§ TASK STATEMENT
Would you show every line from the records that holds "Sets"?

§ DATA TO EXAMINE
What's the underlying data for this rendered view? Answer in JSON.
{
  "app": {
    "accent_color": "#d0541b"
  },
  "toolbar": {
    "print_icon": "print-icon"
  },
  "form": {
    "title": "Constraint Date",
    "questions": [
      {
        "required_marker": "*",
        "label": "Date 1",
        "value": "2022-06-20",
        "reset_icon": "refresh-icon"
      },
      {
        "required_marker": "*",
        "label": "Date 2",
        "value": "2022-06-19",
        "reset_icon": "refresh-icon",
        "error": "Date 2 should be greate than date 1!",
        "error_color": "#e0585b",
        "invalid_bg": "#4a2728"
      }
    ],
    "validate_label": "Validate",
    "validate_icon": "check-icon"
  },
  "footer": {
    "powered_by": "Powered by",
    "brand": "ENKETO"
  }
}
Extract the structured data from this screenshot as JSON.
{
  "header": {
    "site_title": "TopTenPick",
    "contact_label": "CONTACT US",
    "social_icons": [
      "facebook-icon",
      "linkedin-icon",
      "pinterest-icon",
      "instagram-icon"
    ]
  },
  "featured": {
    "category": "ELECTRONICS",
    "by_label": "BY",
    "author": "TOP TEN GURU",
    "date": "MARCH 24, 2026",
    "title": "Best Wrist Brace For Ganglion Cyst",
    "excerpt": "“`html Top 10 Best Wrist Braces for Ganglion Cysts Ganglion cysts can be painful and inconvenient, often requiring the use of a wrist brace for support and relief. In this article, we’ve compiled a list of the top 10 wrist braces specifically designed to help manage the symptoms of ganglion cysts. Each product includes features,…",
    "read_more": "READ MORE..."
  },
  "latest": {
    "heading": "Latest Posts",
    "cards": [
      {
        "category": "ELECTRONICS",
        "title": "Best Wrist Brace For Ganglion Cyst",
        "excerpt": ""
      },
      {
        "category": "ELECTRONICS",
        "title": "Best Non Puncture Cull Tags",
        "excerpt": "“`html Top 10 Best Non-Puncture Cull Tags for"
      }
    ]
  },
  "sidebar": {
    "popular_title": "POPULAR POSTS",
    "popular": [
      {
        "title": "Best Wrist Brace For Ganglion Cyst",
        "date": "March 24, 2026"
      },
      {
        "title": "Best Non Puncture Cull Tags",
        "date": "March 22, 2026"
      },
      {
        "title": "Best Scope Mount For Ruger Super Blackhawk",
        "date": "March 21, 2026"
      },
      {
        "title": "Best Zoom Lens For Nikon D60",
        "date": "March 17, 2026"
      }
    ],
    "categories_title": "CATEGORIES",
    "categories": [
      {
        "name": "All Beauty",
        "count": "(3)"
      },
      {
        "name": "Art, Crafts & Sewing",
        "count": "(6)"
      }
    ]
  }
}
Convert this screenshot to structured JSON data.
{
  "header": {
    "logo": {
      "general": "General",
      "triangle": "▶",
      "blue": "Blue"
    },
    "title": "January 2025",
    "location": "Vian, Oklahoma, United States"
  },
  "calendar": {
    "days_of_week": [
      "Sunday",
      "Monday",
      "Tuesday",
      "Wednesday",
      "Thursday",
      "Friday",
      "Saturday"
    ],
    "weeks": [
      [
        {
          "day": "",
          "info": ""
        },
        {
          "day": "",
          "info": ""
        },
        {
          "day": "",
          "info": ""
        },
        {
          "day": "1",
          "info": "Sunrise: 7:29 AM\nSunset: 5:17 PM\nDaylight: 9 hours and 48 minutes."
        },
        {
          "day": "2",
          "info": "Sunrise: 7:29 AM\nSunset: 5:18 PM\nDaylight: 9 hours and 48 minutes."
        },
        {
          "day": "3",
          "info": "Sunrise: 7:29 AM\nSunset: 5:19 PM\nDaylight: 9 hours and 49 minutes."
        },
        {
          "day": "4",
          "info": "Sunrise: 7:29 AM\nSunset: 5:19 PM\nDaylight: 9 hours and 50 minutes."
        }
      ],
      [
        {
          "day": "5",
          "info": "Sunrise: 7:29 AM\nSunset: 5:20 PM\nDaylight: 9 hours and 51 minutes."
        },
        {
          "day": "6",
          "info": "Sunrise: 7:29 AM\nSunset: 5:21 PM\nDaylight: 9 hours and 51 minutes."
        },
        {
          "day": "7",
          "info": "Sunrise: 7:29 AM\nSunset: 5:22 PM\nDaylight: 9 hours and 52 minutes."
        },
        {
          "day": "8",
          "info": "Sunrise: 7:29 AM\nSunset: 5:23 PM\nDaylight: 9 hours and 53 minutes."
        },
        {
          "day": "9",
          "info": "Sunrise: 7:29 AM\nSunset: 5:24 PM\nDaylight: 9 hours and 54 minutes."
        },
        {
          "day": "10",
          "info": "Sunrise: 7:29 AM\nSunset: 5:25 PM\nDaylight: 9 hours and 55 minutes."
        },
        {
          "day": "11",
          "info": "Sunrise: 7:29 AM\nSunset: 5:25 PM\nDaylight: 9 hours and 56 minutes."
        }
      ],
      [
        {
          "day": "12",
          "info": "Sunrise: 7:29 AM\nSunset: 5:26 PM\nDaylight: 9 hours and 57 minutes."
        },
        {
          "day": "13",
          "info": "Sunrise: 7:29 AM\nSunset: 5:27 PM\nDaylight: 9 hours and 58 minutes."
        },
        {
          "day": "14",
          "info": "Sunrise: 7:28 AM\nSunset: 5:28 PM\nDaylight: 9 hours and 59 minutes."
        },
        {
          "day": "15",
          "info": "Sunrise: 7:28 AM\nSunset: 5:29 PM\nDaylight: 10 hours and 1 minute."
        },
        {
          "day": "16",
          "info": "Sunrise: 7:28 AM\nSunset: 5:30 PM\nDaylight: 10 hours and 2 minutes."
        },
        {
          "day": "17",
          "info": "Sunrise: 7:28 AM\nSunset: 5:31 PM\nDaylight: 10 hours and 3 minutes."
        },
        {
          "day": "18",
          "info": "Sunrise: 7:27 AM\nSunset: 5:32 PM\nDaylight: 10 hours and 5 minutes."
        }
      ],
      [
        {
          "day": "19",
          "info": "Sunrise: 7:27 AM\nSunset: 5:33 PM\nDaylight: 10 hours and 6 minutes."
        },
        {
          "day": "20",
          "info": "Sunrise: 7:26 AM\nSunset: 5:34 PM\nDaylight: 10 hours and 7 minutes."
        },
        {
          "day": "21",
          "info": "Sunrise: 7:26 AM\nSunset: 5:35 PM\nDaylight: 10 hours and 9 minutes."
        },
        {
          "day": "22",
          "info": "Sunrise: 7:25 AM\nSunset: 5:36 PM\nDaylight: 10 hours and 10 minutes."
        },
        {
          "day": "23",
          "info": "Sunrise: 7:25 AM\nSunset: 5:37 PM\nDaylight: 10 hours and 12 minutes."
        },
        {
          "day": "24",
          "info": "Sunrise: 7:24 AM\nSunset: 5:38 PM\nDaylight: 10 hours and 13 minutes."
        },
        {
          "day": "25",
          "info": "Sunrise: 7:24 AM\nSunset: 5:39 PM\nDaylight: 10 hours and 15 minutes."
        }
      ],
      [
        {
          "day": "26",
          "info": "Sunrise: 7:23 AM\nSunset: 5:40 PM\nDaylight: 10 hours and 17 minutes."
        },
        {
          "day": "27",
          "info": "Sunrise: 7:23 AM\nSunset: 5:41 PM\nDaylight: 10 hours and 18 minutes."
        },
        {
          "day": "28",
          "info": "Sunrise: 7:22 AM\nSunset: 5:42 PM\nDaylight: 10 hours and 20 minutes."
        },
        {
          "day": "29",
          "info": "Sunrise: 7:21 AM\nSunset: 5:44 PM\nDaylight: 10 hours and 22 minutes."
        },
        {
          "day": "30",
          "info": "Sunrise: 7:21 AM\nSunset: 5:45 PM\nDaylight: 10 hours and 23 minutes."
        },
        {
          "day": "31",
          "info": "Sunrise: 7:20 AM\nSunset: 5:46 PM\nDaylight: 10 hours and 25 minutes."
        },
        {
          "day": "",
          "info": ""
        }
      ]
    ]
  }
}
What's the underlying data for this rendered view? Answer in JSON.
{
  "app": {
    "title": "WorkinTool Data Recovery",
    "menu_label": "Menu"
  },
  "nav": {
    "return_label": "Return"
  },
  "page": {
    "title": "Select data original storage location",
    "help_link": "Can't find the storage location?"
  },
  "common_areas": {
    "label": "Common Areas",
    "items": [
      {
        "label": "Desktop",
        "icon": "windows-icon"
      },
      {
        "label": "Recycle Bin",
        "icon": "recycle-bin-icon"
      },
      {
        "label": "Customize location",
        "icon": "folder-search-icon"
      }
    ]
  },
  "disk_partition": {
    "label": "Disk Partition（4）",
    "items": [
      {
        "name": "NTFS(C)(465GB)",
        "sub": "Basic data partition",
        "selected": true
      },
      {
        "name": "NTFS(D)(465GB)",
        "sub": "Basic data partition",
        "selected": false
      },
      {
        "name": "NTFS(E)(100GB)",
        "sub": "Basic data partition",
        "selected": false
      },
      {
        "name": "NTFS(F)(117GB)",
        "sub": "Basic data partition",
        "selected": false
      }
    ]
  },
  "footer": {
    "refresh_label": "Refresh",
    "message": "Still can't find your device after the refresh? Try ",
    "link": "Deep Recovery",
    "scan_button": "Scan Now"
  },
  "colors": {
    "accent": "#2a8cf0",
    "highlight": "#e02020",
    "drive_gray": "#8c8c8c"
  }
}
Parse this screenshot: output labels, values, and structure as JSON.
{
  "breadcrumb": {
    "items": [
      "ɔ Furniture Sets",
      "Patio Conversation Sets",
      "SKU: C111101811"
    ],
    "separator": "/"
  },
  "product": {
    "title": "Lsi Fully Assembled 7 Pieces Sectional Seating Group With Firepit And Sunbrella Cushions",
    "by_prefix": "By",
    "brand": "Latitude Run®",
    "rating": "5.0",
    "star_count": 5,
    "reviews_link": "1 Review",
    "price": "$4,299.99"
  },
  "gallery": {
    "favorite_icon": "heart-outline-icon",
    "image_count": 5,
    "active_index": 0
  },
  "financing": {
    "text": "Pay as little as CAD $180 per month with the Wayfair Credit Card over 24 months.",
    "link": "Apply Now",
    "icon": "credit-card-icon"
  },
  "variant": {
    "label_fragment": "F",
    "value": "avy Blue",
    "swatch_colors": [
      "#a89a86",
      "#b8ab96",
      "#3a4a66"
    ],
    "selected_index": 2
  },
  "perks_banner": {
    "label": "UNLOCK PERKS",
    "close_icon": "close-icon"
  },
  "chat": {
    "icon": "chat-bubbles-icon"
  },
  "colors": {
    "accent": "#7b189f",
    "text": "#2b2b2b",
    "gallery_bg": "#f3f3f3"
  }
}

§ WRITTEN SOLUTION
      "ɔ Furniture Sets",
      "Patio Conversation Sets",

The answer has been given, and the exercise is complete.